This is the darkest story I’ve ever written. The people who ran this study were deeply, violently racist, and they clearly had absolutely no ethics at all, so be warned if you choose to read. You may prefer the accompanying essay, which I’m pleased to say Dark Matter also chose to publish in the same issue. “The Past and Future Lives of Scientists” goes into greater detail of the experiments in question, and places them within the ethical context of past failure and future necessity.

Horror, Short stories

Imago
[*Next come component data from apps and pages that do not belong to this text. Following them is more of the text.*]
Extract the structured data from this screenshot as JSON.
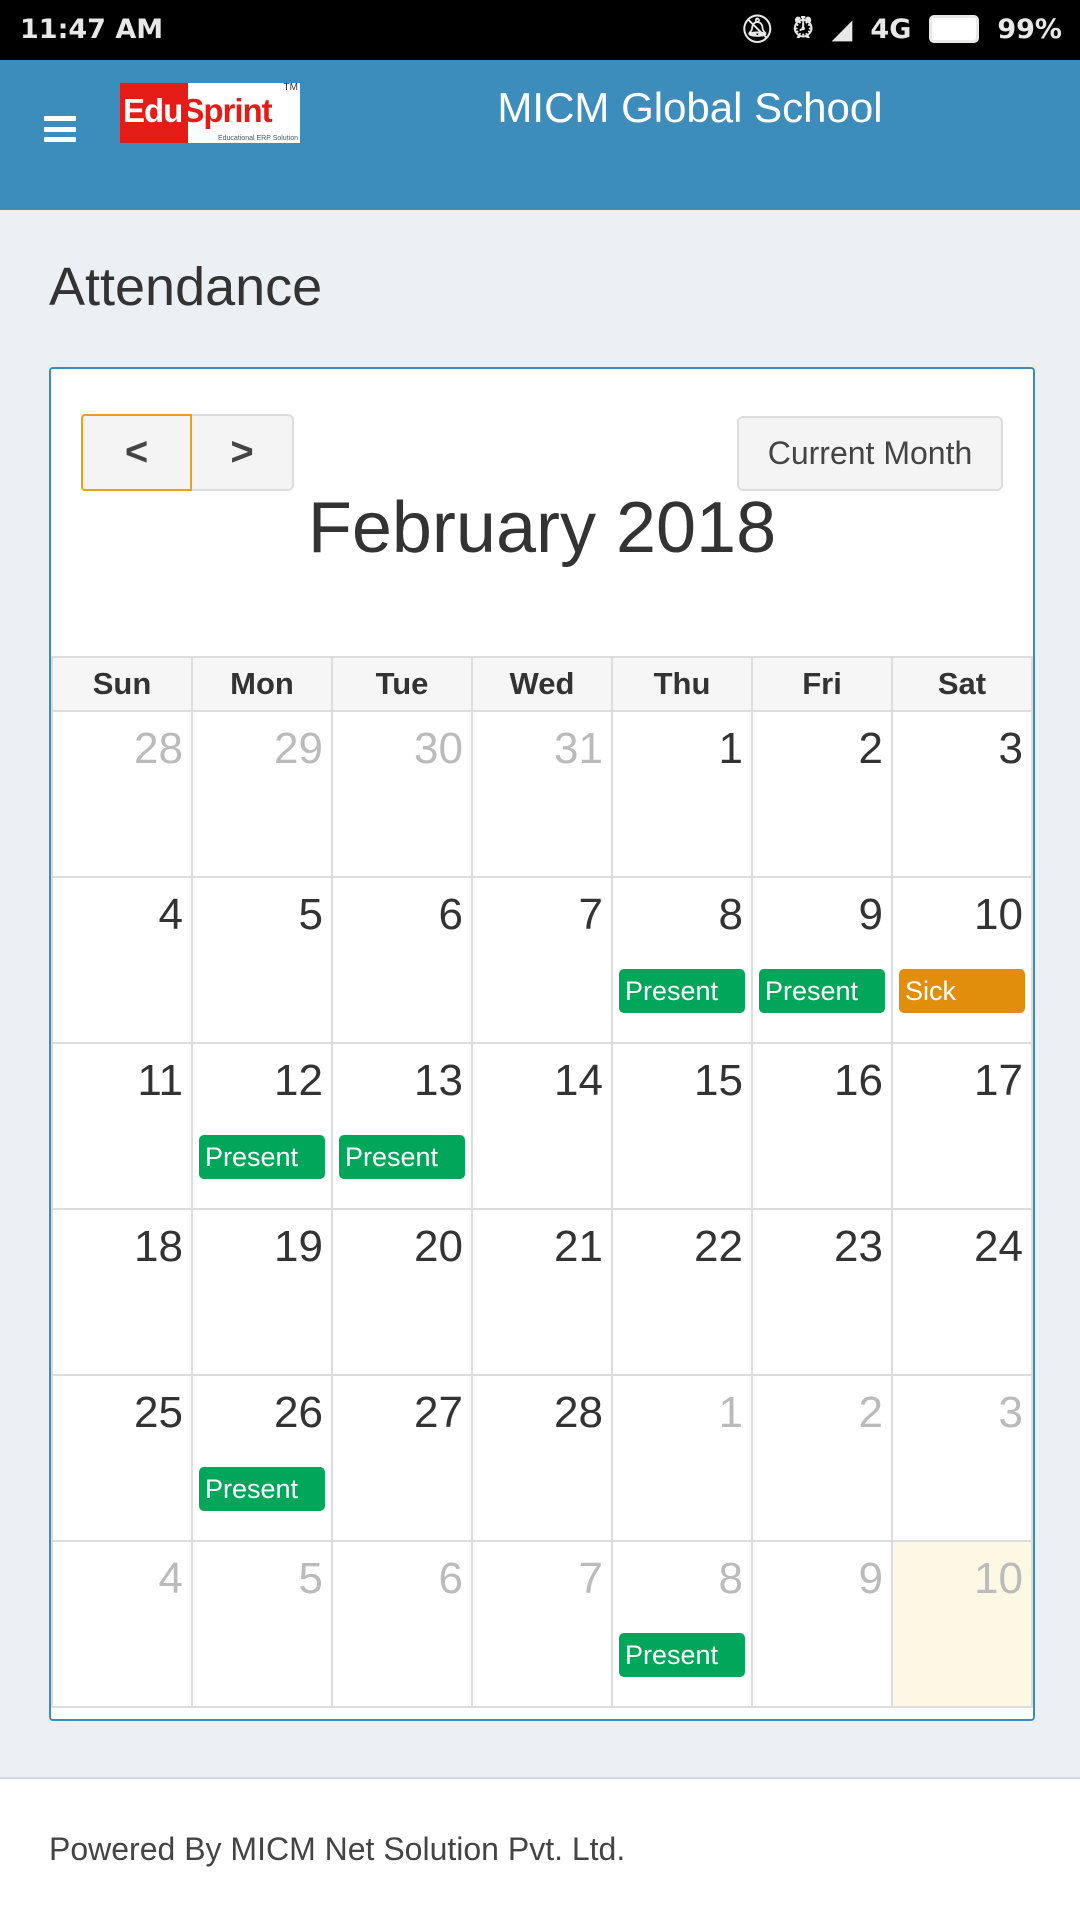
{
  "status_bar": {
    "time": "11:47 AM",
    "network": "4G",
    "battery": "99%"
  },
  "header": {
    "logo_text_a": "Edu",
    "logo_text_b": "Sprint",
    "logo_tm": "TM",
    "logo_tagline": "Educational ERP Solution",
    "school_name": "MICM Global School"
  },
  "page": {
    "title": "Attendance"
  },
  "calendar": {
    "prev_label": "<",
    "next_label": ">",
    "current_month_label": "Current Month",
    "month_title": "February 2018",
    "weekdays": [
      "Sun",
      "Mon",
      "Tue",
      "Wed",
      "Thu",
      "Fri",
      "Sat"
    ],
    "event_colors": {
      "Present": "#00a65a",
      "Sick": "#e08e0b"
    },
    "weeks": [
      [
        {
          "day": "28",
          "other": true
        },
        {
          "day": "29",
          "other": true
        },
        {
          "day": "30",
          "other": true
        },
        {
          "day": "31",
          "other": true
        },
        {
          "day": "1"
        },
        {
          "day": "2"
        },
        {
          "day": "3"
        }
      ],
      [
        {
          "day": "4"
        },
        {
          "day": "5"
        },
        {
          "day": "6"
        },
        {
          "day": "7"
        },
        {
          "day": "8",
          "event": "Present"
        },
        {
          "day": "9",
          "event": "Present"
        },
        {
          "day": "10",
          "event": "Sick"
        }
      ],
      [
        {
          "day": "11"
        },
        {
          "day": "12",
          "event": "Present"
        },
        {
          "day": "13",
          "event": "Present"
        },
        {
          "day": "14"
        },
        {
          "day": "15"
        },
        {
          "day": "16"
        },
        {
          "day": "17"
        }
      ],
      [
        {
          "day": "18"
        },
        {
          "day": "19"
        },
        {
          "day": "20"
        },
        {
          "day": "21"
        },
        {
          "day": "22"
        },
        {
          "day": "23"
        },
        {
          "day": "24"
        }
      ],
      [
        {
          "day": "25"
        },
        {
          "day": "26",
          "event": "Present"
        },
        {
          "day": "27"
        },
        {
          "day": "28"
        },
        {
          "day": "1",
          "other": true
        },
        {
          "day": "2",
          "other": true
        },
        {
          "day": "3",
          "other": true
        }
      ],
      [
        {
          "day": "4",
          "other": true
        },
        {
          "day": "5",
          "other": true
        },
        {
          "day": "6",
          "other": true
        },
        {
          "day": "7",
          "other": true
        },
        {
          "day": "8",
          "other": true,
          "event": "Present"
        },
        {
          "day": "9",
          "other": true
        },
        {
          "day": "10",
          "other": true,
          "today": true
        }
      ]
    ]
  },
  "footer": {
    "text": "Powered By MICM Net Solution Pvt. Ltd."
  }
}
I have a new story out! And I blame Animal Planet. It’s entirely their fault. There I was, blamelessly flicking through channels on the telly, and there was a documentary on cicadas. And not just any cicadas – if I wanted just any cicadas, I could see lots of them in the back garden. (I’ve admired their split skins since I was a kid.) No, this was about periodical cicadas. Apparently, over in the US, there’s a type of cicada that swarms every 13 or 17 years. The next swarm, all those years later, is laid by the previous swarm, and all I could think as I watched this programme was “I could make a great horror story out of this!”
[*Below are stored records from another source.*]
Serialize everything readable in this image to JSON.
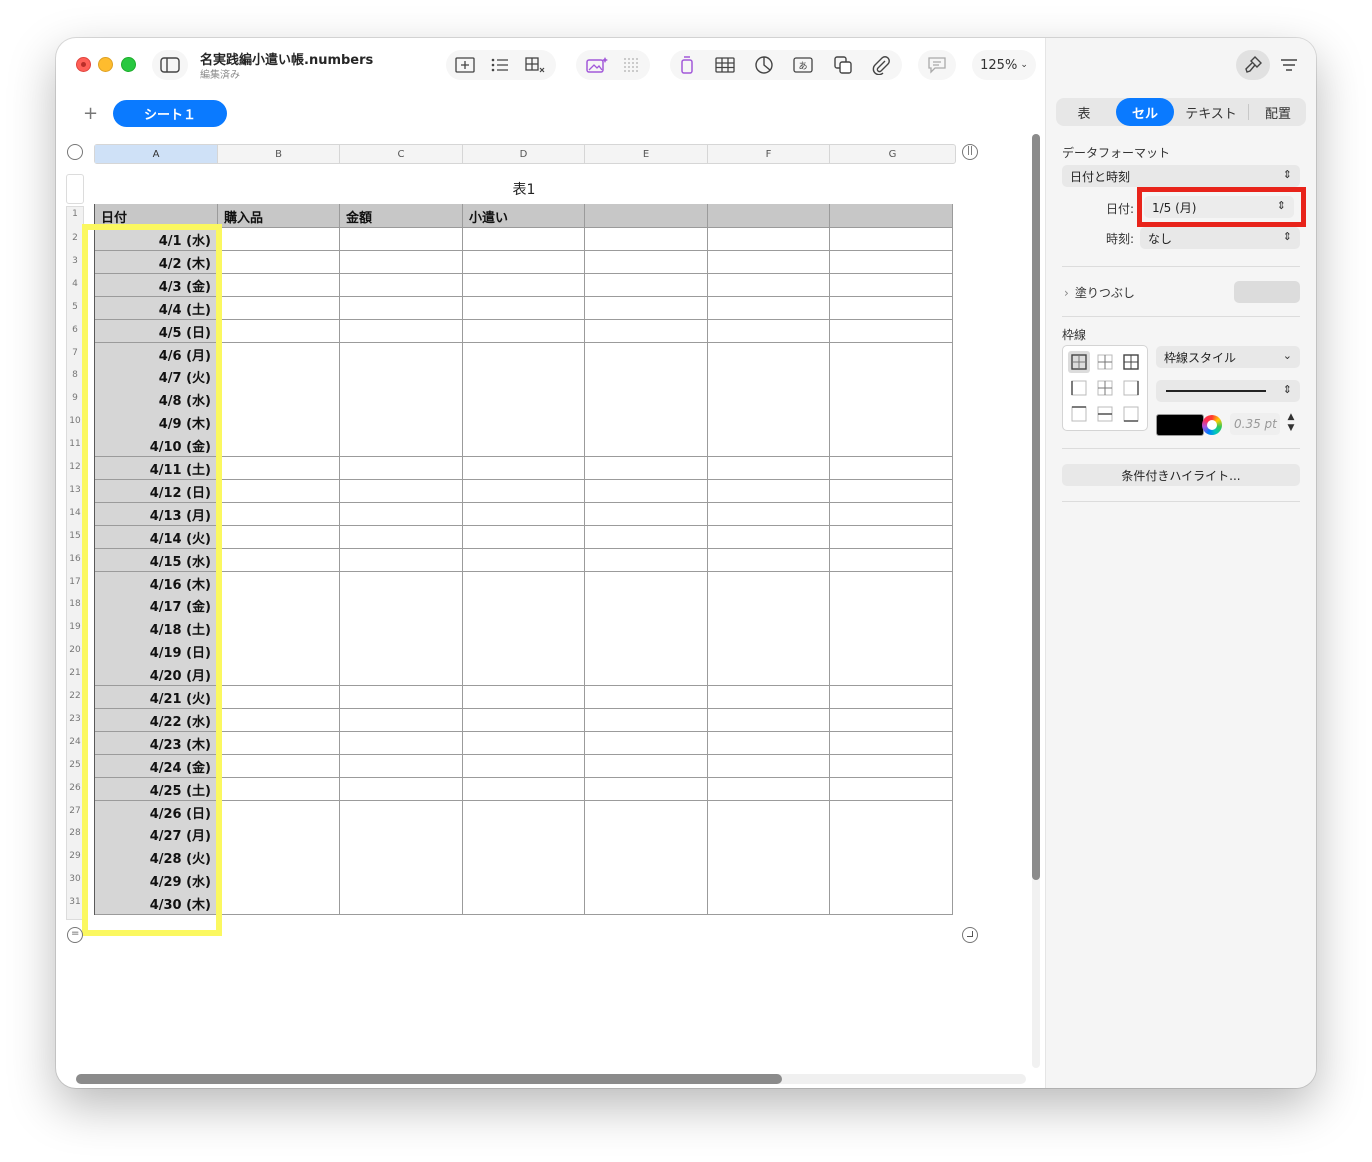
{
  "window": {
    "title": "名実践編小遣い帳.numbers",
    "subtitle": "編集済み",
    "zoom": "125%"
  },
  "sheet": {
    "add_label": "+",
    "tab_label": "シート１"
  },
  "table": {
    "title": "表1",
    "columns": [
      "A",
      "B",
      "C",
      "D",
      "E",
      "F",
      "G"
    ],
    "headers": [
      "日付",
      "購入品",
      "金額",
      "小遣い",
      "",
      "",
      ""
    ],
    "row_numbers": [
      "1",
      "2",
      "3",
      "4",
      "5",
      "6",
      "7",
      "8",
      "9",
      "10",
      "11",
      "12",
      "13",
      "14",
      "15",
      "16",
      "17",
      "18",
      "19",
      "20",
      "21",
      "22",
      "23",
      "24",
      "25",
      "26",
      "27",
      "28",
      "29",
      "30",
      "31"
    ],
    "dates": [
      "4/1 (水)",
      "4/2 (木)",
      "4/3 (金)",
      "4/4 (土)",
      "4/5 (日)",
      "4/6 (月)",
      "4/7 (火)",
      "4/8 (水)",
      "4/9 (木)",
      "4/10 (金)",
      "4/11 (土)",
      "4/12 (日)",
      "4/13 (月)",
      "4/14 (火)",
      "4/15 (水)",
      "4/16 (木)",
      "4/17 (金)",
      "4/18 (土)",
      "4/19 (日)",
      "4/20 (月)",
      "4/21 (火)",
      "4/22 (水)",
      "4/23 (木)",
      "4/24 (金)",
      "4/25 (土)",
      "4/26 (日)",
      "4/27 (月)",
      "4/28 (火)",
      "4/29 (水)",
      "4/30 (木)"
    ]
  },
  "inspector": {
    "tabs": [
      "表",
      "セル",
      "テキスト",
      "配置"
    ],
    "active_tab": "セル",
    "data_format_label": "データフォーマット",
    "data_format_value": "日付と時刻",
    "date_label": "日付:",
    "date_value": "1/5 (月)",
    "time_label": "時刻:",
    "time_value": "なし",
    "fill_label": "塗りつぶし",
    "border_label": "枠線",
    "border_style_label": "枠線スタイル",
    "border_width": "0.35 pt",
    "conditional_highlight_label": "条件付きハイライト..."
  },
  "colors": {
    "accent": "#0a7aff",
    "highlight_yellow": "#fbf860",
    "highlight_red": "#e8231a"
  }
}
So, there you have it. Blame Animal Planet. This weird, gross, insect-filled body horror was inspired by them. Poor things, they probably thought they were sharing scientific and educational information, real learning opportunities. Little did they know, across the other side of world a horror writer was trawling for bait.
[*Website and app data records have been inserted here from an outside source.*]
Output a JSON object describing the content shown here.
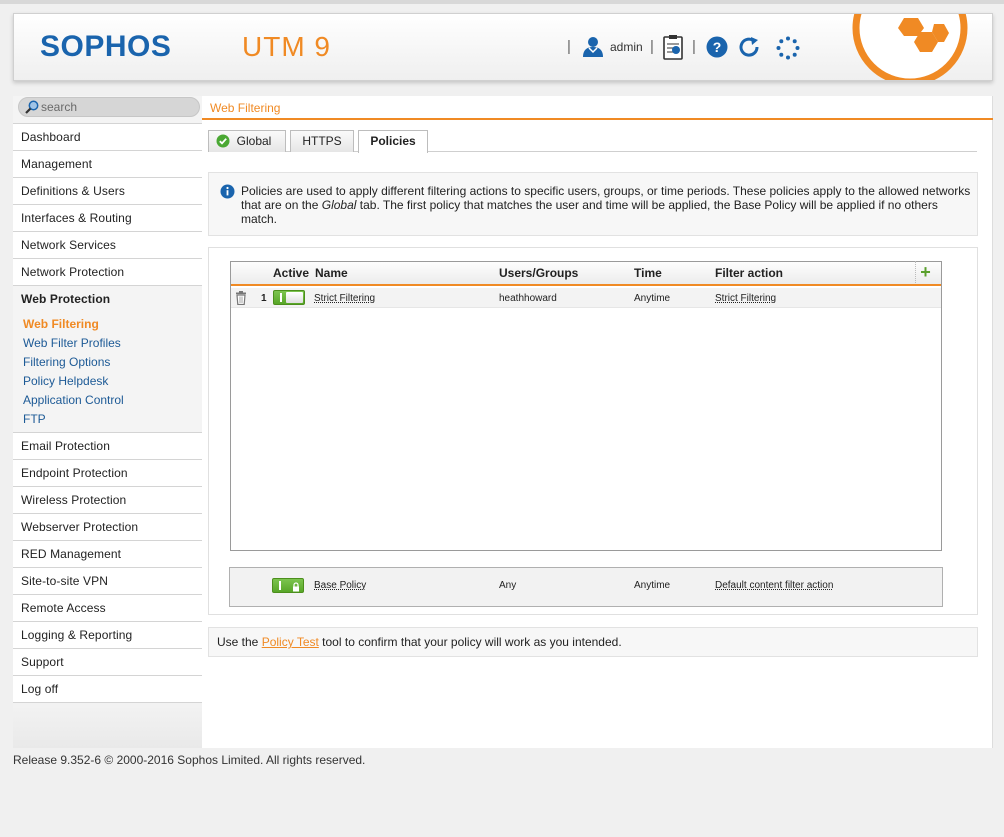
{
  "header": {
    "logo": "SOPHOS",
    "product": "UTM 9",
    "username": "admin",
    "icons": [
      "user-icon",
      "clipboard-icon",
      "help-icon",
      "refresh-icon",
      "spinner-icon"
    ],
    "separator": "|"
  },
  "colors": {
    "brand_blue": "#1a64ad",
    "accent_orange": "#f08a24",
    "link_blue": "#1d5a96",
    "toggle_green": "#58a628"
  },
  "search": {
    "placeholder": "search"
  },
  "sidebar": {
    "items": [
      {
        "label": "Dashboard"
      },
      {
        "label": "Management"
      },
      {
        "label": "Definitions & Users"
      },
      {
        "label": "Interfaces & Routing"
      },
      {
        "label": "Network Services"
      },
      {
        "label": "Network Protection"
      },
      {
        "label": "Web Protection"
      },
      {
        "label": "Email Protection"
      },
      {
        "label": "Endpoint Protection"
      },
      {
        "label": "Wireless Protection"
      },
      {
        "label": "Webserver Protection"
      },
      {
        "label": "RED Management"
      },
      {
        "label": "Site-to-site VPN"
      },
      {
        "label": "Remote Access"
      },
      {
        "label": "Logging & Reporting"
      },
      {
        "label": "Support"
      },
      {
        "label": "Log off"
      }
    ],
    "web_protection_sub": [
      {
        "label": "Web Filtering"
      },
      {
        "label": "Web Filter Profiles"
      },
      {
        "label": "Filtering Options"
      },
      {
        "label": "Policy Helpdesk"
      },
      {
        "label": "Application Control"
      },
      {
        "label": "FTP"
      }
    ]
  },
  "main": {
    "breadcrumb": "Web Filtering",
    "tabs": [
      {
        "label": "Global"
      },
      {
        "label": "HTTPS"
      },
      {
        "label": "Policies"
      }
    ],
    "info": {
      "part1": "Policies are used to apply different filtering actions to specific users, groups, or time periods. These policies apply to the allowed networks that are on the ",
      "global": "Global",
      "part2": " tab. The first policy that matches the user and time will be applied, the Base Policy will be applied if no others match."
    },
    "table": {
      "columns": [
        "Active",
        "Name",
        "Users/Groups",
        "Time",
        "Filter action"
      ],
      "add_label": "+",
      "rows": [
        {
          "position": "1",
          "name": "Strict Filtering",
          "users": "heathhoward",
          "time": "Anytime",
          "filter_action": "Strict Filtering"
        }
      ]
    },
    "base_policy": {
      "name": "Base Policy",
      "users": "Any",
      "time": "Anytime",
      "filter_action": "Default content filter action"
    },
    "policy_test": {
      "before": "Use the ",
      "link": "Policy Test",
      "after": " tool to confirm that your policy will work as you intended."
    }
  },
  "footer": "Release 9.352-6  © 2000-2016 Sophos Limited. All rights reserved."
}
I kind of disgusted myself with it, apparently. I certainly made a couple of writer colleagues who were kind enough to read an early draft retch. Apparently they dislike the egg part. Ha.

Anyway, “Imago” is free to read at Three-Lobed Burning Eye. If your stomach’s strong enough, that is.

Articles, Horror, Nonfiction

The Haunted Boundaries of House and Body

This… isn’t quite a story, but it’s new and more importantly it’s in Nightmare, which is a market I’ve been trying to crack for years. Have finally managed it with this essay about stories. Horror stories, to be precise. Nightmare has a regular column called “The H Word” that does short essays about various things within the genre, and this piece of mine is about haunted houses. “The Haunted Boundaries of House and Body” is an extract from a longer piece that I’m working on, about how haunted houses are frequently gendered as female.

It’s basically an excuse for me to read my way through the horror canon under the guise of scholarship.

Anyway, the story referred to in the essay is one of mine that’s not available online. That story, “The Knife Orchard,” about a piece of family history, is one of the original stories collected in my recently published collection The Mythology of Salt and Other Stories. It’s apples and sharp edges and haunting, and ultimately about turning away from haunting, which is a piece of good sense I am determined to appreciate. Anyway, you can read the essay at the link, so let me know what you think!

Horror, SFF, Short stories

The Body Politic

I have a new story out! “The Body Politic” can be found in Recognize Fascism, edited by Crystal M. Huff, from World Weaver Press. Recognize Fascism is a science fiction and fantasy short fiction anthology that does what it says on the tin. Fascism, sad to say, is one of those unfortunate ideologies that never seems to die. It’s always trying to sprout in new and unpleasant forms – and it’s best to be able to discern these as quickly as possible, so you can kick the shit out of them early and save yourself the trouble of doing it when they’ve got an even larger and nastier foothold in civilised society.

Anyway, my story is really more body horror than sci-fi or fantasy, and it’s weird body horror at that. One of the hallmarks of fascism, I think, is its attempts to control the body, particularly in the areas of identity and reproduction. In this little story, then – one of the few flash pieces I’ve ever written – the effects of fascism begin to literally appear on the body, limiting that body’s potential and rendering it weaker than before, and less capable of rebellion.

It’s such a good idea for an anthology, recognizing fascism, and I’m so glad that Crystal and World Weaver Press took a chance on what is really a very experimental piece of work. But it’s not just me – the anthology is positively stuffed with interesting, provocative stories by a number of truly excellent authors. Please take a look.